Mum Rachel said: “Mason is my miracle baby. He has a shortened life expectancy and there have been numerous times we have been told he is just about surviving. It’s a rollercoaster. But anyone who meets Mason wouldn’t forget him – he’s always smiling and making noises. He’s aware and very nosy, he’s always looking around and he loves people and being around others, but we have to watch him constantly.

“If he moves he can’t always get himself back again, he can’t turn himself and we always need to make sure he is comfortable as he can’t put his head or his legs down. A standard bed wouldn’t be comfortable for him at all, but in the loan bed he is safe, comfortable and sleeps better in general.

“If we have a permanent specialist bed Mason will be safe – and we have been told the NHS will supply a sleep system which will also help to keep him in position and give him the extra support he needs. Having a permanent bed for Mason would be a weight off my mind.”

Newlife’s is the only nationwide emergency equipment loan service in the UK, offering a rapid response – often within 72 hours – for families of life limited and terminally ill children and those sleeping in unsafe environments, like Mason. Loans of equipment are for around six months, while Newlife works with local statutory services to secure provision. If this isn’t possible, Newlife can look to provide permanent provision through its Equipment Grant service.

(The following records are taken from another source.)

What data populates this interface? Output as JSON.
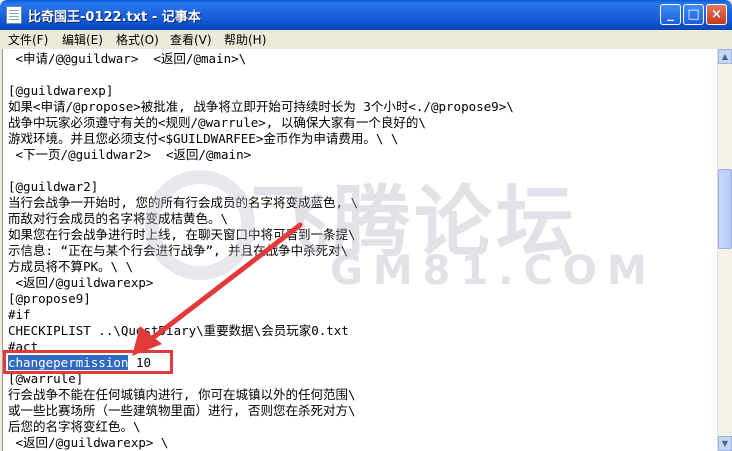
{
  "window": {
    "title": "比奇国王-0122.txt - 记事本",
    "minimize_glyph": "_",
    "maximize_glyph": "□",
    "close_glyph": "×"
  },
  "menu": [
    {
      "label": "文件(F)"
    },
    {
      "label": "编辑(E)"
    },
    {
      "label": "格式(O)"
    },
    {
      "label": "查看(V)"
    },
    {
      "label": "帮助(H)"
    }
  ],
  "editor": {
    "lines": [
      " <申请/@@guildwar>  <返回/@main>\\",
      "",
      "[@guildwarexp]",
      "如果<申请/@propose>被批准, 战争将立即开始可持续时长为 3个小时<./@propose9>\\",
      "战争中玩家必须遵守有关的<规则/@warrule>, 以确保大家有一个良好的\\",
      "游戏环境。并且您必须支付<$GUILDWARFEE>金币作为申请费用。\\ \\",
      " <下一页/@guildwar2>  <返回/@main>",
      "",
      "[@guildwar2]",
      "当行会战争一开始时, 您的所有行会成员的名字将变成蓝色, \\",
      "而敌对行会成员的名字将变成桔黄色。\\",
      "如果您在行会战争进行时上线, 在聊天窗口中将可看到一条提\\",
      "示信息: “正在与某个行会进行战争”, 并且在战争中杀死对\\",
      "方成员将不算PK。\\ \\",
      " <返回/@guildwarexp>",
      "[@propose9]",
      "#if",
      "CHECKIPLIST ..\\QuestDiary\\重要数据\\会员玩家0.txt",
      "#act",
      "",
      "[@warrule]",
      "行会战争不能在任何城镇内进行, 你可在城镇以外的任何范围\\",
      "或一些比赛场所（一些建筑物里面）进行, 否则您在杀死对方\\",
      "后您的名字将变红色。\\",
      " <返回/@guildwarexp> \\"
    ],
    "selected_text": "changepermission",
    "selected_line_rest": " 10"
  },
  "scrollbar": {
    "up_glyph": "▲",
    "down_glyph": "▼"
  },
  "watermark": {
    "main": "飞腾论坛",
    "sub": "GM81.COM"
  },
  "annotation": {
    "box_color": "#e23a3a",
    "arrow_color": "#e23a3a"
  }
}
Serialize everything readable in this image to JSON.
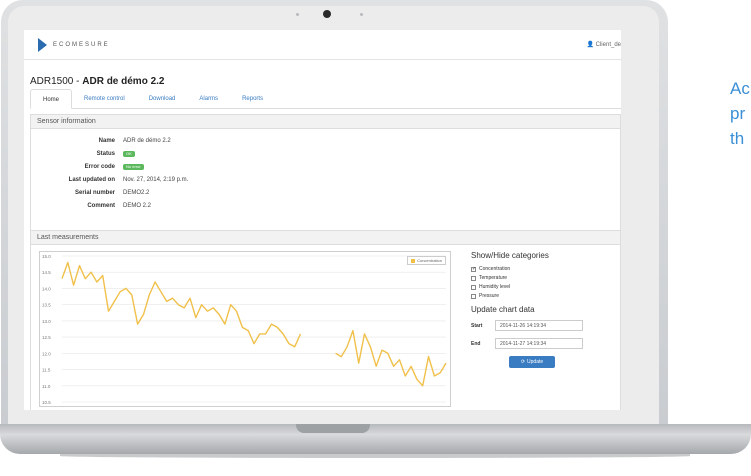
{
  "app": {
    "logo_text": "ECOMESURE",
    "user_label": "Client_de"
  },
  "page": {
    "title_code": "ADR1500",
    "title_sep": " - ",
    "title_name": "ADR de démo 2.2"
  },
  "tabs": [
    "Home",
    "Remote control",
    "Download",
    "Alarms",
    "Reports"
  ],
  "sensor_info": {
    "heading": "Sensor information",
    "rows": [
      {
        "key": "Name",
        "value": "ADR de démo 2.2"
      },
      {
        "key": "Status",
        "value": "OK"
      },
      {
        "key": "Error code",
        "value": "No error"
      },
      {
        "key": "Last updated on",
        "value": "Nov. 27, 2014, 2:19 p.m."
      },
      {
        "key": "Serial number",
        "value": "DEMO2.2"
      },
      {
        "key": "Comment",
        "value": "DEMO 2.2"
      }
    ],
    "badge_color": "#5cb85c"
  },
  "measurements": {
    "heading": "Last measurements",
    "legend": "Concentration"
  },
  "side": {
    "categories_title": "Show/Hide categories",
    "categories": [
      {
        "label": "Concentration",
        "checked": true
      },
      {
        "label": "Temperature",
        "checked": false
      },
      {
        "label": "Humidity level",
        "checked": false
      },
      {
        "label": "Pressure",
        "checked": false
      }
    ],
    "update_title": "Update chart data",
    "start_label": "Start",
    "start_value": "2014-11-26 14:19:34",
    "end_label": "End",
    "end_value": "2014-11-27 14:19:34",
    "update_button": "Update"
  },
  "chart_data": {
    "type": "line",
    "title": "",
    "xlabel": "",
    "ylabel": "",
    "ylim": [
      10.5,
      15.0
    ],
    "yticks": [
      "15.0",
      "14.5",
      "14.0",
      "13.5",
      "13.0",
      "12.5",
      "12.0",
      "11.5",
      "11.0",
      "10.5"
    ],
    "series": [
      {
        "name": "Concentration",
        "color": "#f0c04a",
        "segments": [
          [
            14.3,
            14.8,
            14.1,
            14.7,
            14.3,
            14.5,
            14.2,
            14.4,
            13.3,
            13.6,
            13.9,
            14.0,
            13.8,
            12.9,
            13.2,
            13.8,
            14.2,
            13.9,
            13.6,
            13.7,
            13.5,
            13.4,
            13.7,
            13.1,
            13.5,
            13.3,
            13.4,
            13.2,
            12.9,
            13.5,
            13.3,
            12.8,
            12.7,
            12.3,
            12.6,
            12.6,
            12.9,
            12.8,
            12.6,
            12.3,
            12.2,
            12.6
          ],
          [
            12.0,
            11.9,
            12.2,
            12.7,
            11.7,
            12.6,
            12.2,
            11.6,
            12.1,
            12.0,
            11.6,
            11.8,
            11.3,
            11.6,
            11.2,
            11.0,
            11.9,
            11.3,
            11.4,
            11.7
          ]
        ]
      }
    ],
    "legend": "top-right",
    "grid": true
  }
}
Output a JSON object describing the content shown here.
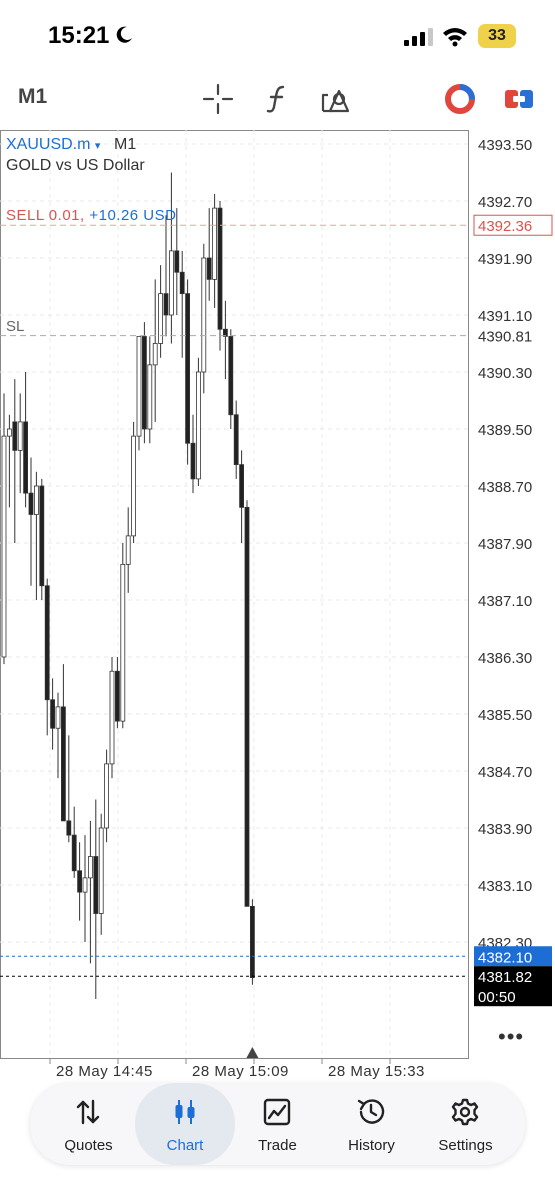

Newlife is currently receiving more Equipment Grant applications than at any time in its 25-year history, which is why public support is needed to help families caring for disabled and terminally ill children in Caerphilly. Newlife guarantees that 100 per cent of monies donated or fundraised in Caerphilly will be used to specifically help children with disabilities and terminal illness in the area The website includes contact details for the Newlife County Liaison Team – tel no 01543 431 444 or email – and shows specific ways people can help support children with disability and terminal illness and their families in the Caerphilly area.

Pictured: Mason Woods